After the loss of a loved one, there will come a time when that person’s estate plan will be administered. The beneficiaries of the will or trust will begin to receive the property that they are entitled to receive under the plan documents.
In most circumstances, the administration of the estate will be a fairly straightforward process. However, there are some cases where things don’t seem to make sense, and it might be necessary to contest the will of your loved one. In this post, we will discuss the concept of undue influence, and the impact that it might have on both estate plans and the administration of your loved one’s estate.
What is undue influence?
There are many different types of behaviors that may constitute undue influence, but for the sake of this example, let’s say that you have an aunt who is in her 80s. You are her closest surviving relative. You spend a lot of time with her, and help her any time that she needs something.

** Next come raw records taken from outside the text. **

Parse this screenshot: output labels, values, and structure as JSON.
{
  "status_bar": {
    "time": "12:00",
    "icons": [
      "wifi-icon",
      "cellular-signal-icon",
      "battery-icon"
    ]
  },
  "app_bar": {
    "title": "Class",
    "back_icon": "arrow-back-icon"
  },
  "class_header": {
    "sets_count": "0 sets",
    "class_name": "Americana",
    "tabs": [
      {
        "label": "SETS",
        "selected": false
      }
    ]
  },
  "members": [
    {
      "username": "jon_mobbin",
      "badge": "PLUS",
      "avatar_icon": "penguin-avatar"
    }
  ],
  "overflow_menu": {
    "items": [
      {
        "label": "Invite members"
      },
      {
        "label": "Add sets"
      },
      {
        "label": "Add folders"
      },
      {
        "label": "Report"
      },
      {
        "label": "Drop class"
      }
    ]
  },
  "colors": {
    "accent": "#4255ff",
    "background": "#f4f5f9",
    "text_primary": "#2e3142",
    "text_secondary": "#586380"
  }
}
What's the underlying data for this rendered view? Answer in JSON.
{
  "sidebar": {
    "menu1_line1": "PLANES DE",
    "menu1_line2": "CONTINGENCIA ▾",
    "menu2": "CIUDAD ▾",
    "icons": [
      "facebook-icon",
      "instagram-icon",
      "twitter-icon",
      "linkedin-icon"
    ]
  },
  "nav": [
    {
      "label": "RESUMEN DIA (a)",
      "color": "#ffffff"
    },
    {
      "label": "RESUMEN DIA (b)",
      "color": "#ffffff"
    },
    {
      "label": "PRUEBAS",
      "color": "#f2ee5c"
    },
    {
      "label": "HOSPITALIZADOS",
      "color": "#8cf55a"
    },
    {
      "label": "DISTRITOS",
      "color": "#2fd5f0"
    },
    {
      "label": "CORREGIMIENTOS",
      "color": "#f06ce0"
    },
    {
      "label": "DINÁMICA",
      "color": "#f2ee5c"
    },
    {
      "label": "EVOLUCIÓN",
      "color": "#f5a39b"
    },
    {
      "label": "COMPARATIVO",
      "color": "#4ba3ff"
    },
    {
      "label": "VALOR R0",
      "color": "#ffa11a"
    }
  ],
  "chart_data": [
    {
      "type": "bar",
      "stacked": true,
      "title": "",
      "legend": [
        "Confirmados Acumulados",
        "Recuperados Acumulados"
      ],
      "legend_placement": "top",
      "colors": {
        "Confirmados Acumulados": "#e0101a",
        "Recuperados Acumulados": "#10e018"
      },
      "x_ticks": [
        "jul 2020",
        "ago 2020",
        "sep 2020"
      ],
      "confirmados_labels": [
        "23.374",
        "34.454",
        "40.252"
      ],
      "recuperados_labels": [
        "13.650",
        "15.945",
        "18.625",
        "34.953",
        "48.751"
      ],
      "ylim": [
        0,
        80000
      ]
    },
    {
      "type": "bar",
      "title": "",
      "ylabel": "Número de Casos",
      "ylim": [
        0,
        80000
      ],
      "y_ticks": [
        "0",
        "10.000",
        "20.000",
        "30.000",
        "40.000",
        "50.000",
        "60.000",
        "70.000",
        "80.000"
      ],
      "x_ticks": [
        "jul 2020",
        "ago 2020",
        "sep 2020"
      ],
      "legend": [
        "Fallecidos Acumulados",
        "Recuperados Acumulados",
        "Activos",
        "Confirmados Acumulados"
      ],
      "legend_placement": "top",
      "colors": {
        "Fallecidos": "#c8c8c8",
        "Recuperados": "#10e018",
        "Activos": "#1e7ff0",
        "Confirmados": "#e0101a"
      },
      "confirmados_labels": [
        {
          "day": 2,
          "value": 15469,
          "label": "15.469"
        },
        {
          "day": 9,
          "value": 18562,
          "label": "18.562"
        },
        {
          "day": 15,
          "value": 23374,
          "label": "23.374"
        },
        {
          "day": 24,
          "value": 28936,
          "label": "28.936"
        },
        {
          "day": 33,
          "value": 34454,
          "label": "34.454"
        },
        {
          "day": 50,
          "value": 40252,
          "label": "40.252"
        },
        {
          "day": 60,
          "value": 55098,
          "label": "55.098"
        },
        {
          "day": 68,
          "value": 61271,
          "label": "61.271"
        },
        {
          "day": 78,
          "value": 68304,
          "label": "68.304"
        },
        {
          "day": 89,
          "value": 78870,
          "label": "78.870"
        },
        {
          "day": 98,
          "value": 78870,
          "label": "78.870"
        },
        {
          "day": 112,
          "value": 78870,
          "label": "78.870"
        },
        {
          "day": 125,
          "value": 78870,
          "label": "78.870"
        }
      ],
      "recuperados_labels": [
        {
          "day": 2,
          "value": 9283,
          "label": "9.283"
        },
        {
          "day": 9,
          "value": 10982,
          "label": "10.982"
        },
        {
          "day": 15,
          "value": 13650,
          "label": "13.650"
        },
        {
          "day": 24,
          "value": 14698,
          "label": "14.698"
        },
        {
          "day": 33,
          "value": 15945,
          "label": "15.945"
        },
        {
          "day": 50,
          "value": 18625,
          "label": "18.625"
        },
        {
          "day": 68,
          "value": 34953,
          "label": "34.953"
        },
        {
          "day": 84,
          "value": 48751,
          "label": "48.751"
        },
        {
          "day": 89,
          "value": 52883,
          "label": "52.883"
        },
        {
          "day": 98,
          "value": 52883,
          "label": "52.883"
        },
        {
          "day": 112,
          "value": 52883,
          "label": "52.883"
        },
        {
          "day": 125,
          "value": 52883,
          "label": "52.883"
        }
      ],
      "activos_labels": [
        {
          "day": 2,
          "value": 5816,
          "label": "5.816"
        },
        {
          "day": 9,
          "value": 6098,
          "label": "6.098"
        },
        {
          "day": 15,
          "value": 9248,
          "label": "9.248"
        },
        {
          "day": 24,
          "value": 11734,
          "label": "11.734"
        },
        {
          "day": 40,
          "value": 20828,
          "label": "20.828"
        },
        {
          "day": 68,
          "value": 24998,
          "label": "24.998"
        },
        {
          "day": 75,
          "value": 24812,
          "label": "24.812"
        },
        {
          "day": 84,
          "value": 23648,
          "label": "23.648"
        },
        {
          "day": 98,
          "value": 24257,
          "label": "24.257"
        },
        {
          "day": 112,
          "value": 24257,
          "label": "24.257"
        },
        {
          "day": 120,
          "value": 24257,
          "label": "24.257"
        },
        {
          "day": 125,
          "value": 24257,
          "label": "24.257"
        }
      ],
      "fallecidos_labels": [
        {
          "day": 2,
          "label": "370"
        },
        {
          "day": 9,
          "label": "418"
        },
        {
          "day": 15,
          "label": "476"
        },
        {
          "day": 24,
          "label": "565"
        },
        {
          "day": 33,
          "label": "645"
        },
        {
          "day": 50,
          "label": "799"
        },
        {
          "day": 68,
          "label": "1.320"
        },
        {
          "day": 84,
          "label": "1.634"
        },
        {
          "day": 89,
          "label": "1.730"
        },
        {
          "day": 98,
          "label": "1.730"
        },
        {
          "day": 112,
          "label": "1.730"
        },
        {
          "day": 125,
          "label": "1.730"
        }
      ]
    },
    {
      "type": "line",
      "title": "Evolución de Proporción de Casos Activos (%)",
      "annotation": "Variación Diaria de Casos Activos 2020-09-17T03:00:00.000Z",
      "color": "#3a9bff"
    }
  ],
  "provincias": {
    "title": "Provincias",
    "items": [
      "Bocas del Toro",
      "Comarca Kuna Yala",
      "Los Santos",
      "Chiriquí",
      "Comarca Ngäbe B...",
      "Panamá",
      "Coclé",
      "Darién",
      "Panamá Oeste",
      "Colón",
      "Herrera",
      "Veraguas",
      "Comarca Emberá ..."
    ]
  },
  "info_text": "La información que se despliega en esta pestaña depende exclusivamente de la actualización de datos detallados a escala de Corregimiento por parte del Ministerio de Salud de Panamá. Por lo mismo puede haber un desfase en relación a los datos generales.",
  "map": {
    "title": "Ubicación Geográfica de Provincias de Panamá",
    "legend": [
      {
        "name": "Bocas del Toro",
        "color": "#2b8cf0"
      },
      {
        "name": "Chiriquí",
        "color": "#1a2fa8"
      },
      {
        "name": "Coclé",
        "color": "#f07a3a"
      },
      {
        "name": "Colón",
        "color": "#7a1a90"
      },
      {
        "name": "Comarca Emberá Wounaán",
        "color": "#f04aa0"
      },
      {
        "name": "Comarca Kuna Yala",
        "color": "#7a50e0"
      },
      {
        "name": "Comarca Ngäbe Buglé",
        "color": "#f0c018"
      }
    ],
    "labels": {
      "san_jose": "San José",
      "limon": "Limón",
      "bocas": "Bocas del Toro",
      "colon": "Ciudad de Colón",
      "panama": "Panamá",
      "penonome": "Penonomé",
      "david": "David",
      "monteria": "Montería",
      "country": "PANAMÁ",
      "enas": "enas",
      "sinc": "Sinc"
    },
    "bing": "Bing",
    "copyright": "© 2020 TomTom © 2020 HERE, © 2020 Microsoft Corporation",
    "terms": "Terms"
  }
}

Well, in this example, a new family moves in next door to your aunt. The family forms a very close bond with your loved one. They do everything for her, and she depends upon them for assistance for nearly every task.
They suggest to her that maybe she might want to think about including them in her estate plan. They take your aunt to see a lawyer, and create will that leaves everything to them, and nothing for you. You are never told about these changes, and only after she passes away do you find out about them.
What can you do if this happens?
These are very confusing cases. You have to be able to demonstrate that your aunt’s neighbors pressured your aunt into making changes to the will. That is, your aunt felt she had no other option but to comply with the neighbors’ demands. Proving this is very difficult, and it will most likely be an issue that ends up inside the courtroom.
What to do if you suspect undue influence might be an issue in your case
If you feel that the estate of your loved one might benefit from a closer review, you should consult an experienced attorney to learn more about the potential causes of action that could be available in your case. Your attorney will evaluate the situation and help you learn if you may have a claim.